It’s the headline which strikes you first: “Strippers Declare Inflation Dead as Dealers Revive Zero-Coupon Treasuries”. Ha, strippers. Geddit? But behind the headline is a very long and dry article about the market in long-dated zero-coupon Treasury bonds, which apparently are all the rage right now:
“We are in some sort of a new normal environment and inflation is not going to be a problem anytime soon,” said Jeffrey Caughron, an associate partner in Oklahoma City at Baker Group Ltd., which advises community banks investing $20 billion of assets and is recommending that some clients buy zero-coupon Treasuries. “Strips would be beneficial if we go to anything close to deflation.”
Treasury 30-year zero-coupon bonds have returned 16.7 percent this year, including 15.2 percent in May, according to Bank of America Merrill Lynch indexes.
Strips are outperforming the rest of the $7.9 trillion market for Treasuries…
They’re beating the Standard & Poor’s 500 Index, down 2.46 percent in 2010, and the Reuters/Jefferies CRB Index of 19 commodities, which has fallen 11.3 percent. Treasury Inflation- Protected Securities, or TIPS, developed in 1997, have also lagged behind, gaining 3.32 percent on average.
It’s true that strips are great buys in a deflationary environment, because they carry no reinvestment risk. But it’s also true that these things are highly volatile, and I would think very long and very hard before advising any small or even medium-sized community bank to play in this particular pool.
Here’s a graph of the yield on 30-year strips since the beginning of 2008. The 17% return this year, as you’ll see, is positively quiescent by Strips standards, and comes only in the wake of a torrid 2009, in which strips lost about half their value. As for 2008, well, the less said about that, the better:
I’ve mentioned in the past that TIPS strips would be an interesting long-term investment, if they actually traded and existed, which they don’t. But long-dated Treasury bond strips are for sophisticated investors only, and I think it’s very dangerous to read too much into their price action. Either the yield on these things closely tracks the yield on 30-year Treasury bonds, in which case you’re in much safer territory with the more liquid plain-vanilla instrument, or else it goes completely haywire, in which case you’re simply on your own and good luck to you. (It’s not just 2008: note the crazy spike in strips yields one year ago last week.)

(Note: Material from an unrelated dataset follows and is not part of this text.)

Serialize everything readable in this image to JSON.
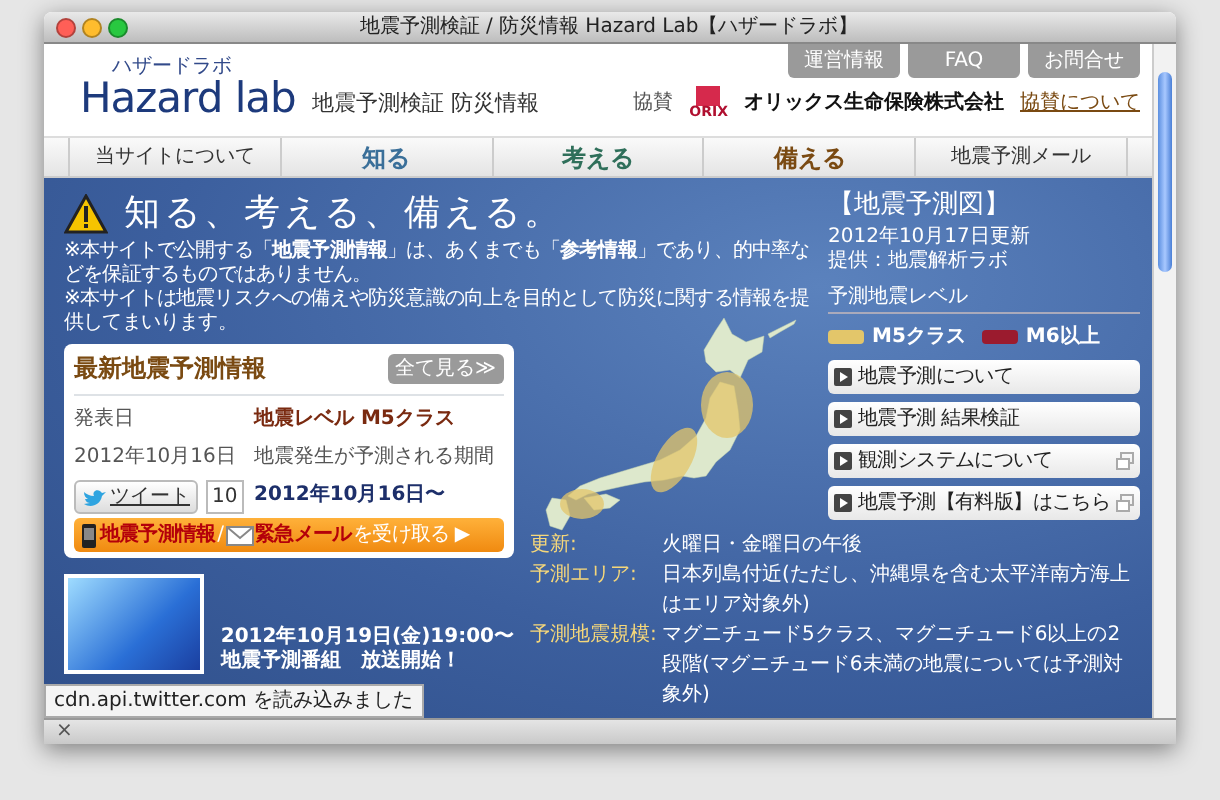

If you want to make a leveraged bet on the future direction of interest rates, there are lots of derivatives markets where that’s very easy. If you’re a community bank and you’re barred from making such bets, then you’re basically violating the spirit of those regulations by buying strips. They’re dangerous things, and it’s probably best to stay well away.